By making him a meal over charcoal early in the morning, Jesus is reminding him of his worst moment, yet serving him and loving him at the same time. My stomach would have been willing to give back the fish at that point. In the midst of the smoke, which I can see drifting his way, Peter has to be totally honest and humble before Christ -and himself- and admit he can, at best, only offer a lesser phileo (brotherly) love. So Jesus asks again and after receiving the same response lowers the ante and asks the broken man if he loves (phileo) him.
This is the moment when Jesus chooses to call him to leadership. “Feed my sheep.”

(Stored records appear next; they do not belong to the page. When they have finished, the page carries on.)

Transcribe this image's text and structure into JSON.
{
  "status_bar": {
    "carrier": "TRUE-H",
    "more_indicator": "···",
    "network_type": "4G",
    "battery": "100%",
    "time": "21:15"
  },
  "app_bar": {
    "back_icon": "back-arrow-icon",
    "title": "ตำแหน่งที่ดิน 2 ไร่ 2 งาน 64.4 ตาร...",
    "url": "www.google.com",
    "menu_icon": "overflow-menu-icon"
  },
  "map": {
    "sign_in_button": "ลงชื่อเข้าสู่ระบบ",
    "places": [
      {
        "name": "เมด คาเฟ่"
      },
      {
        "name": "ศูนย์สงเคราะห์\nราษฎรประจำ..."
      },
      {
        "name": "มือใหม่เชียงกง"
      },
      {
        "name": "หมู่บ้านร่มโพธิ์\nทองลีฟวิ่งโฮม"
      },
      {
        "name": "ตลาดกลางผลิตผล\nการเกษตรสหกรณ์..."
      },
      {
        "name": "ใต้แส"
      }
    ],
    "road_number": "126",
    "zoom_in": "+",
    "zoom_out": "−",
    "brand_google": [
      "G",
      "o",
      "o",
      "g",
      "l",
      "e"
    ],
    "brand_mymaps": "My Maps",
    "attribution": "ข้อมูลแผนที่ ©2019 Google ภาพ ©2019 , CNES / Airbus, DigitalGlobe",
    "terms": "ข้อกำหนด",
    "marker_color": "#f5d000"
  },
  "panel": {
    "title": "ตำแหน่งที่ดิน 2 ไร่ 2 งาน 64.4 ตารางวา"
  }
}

While Peter’s nostrils are sending the memory of the worst moment of his life straight to his heart and mind, Jesus says he is ready to care for His sheep and lambs.
Have you noticed when you feel like God might be asking you to step up and do something courageous, something that might look like a promotion to anyone else, he often picks the moment when you are most aware of your personal inadequacies, the moment when you know without a doubt the task is beyond you?
There you are, bravado and enthusiasm stinking like a Tupperware casket full of last season’s rotten leaves, as you slink off the stage hoping no one remembers what you look like. And then God says, “Now you’re ready.”
Why? Because he doesn’t need your talent, your muscle, your wit, your confidence and excellent self-esteem. He wants your love. That’s it. That’s the only qualification. And he doesn’t even expect you to drum up a lot of that on your own either.
Three times Jesus asked Peter the question, giving him the chance to confirm three times what he had denied three times. Jesus is very good that way. He takes our worst moments and burns them up to cook breakfast over, just for us. He is not afraid of our failure. His kindness is relentless.
He puts his love in our trembling hands so we have something to hand back to him.
The sacrifices of God are a broken spirit; a broken and contrite heart, O God, you will not despise. (Psalm 51:17)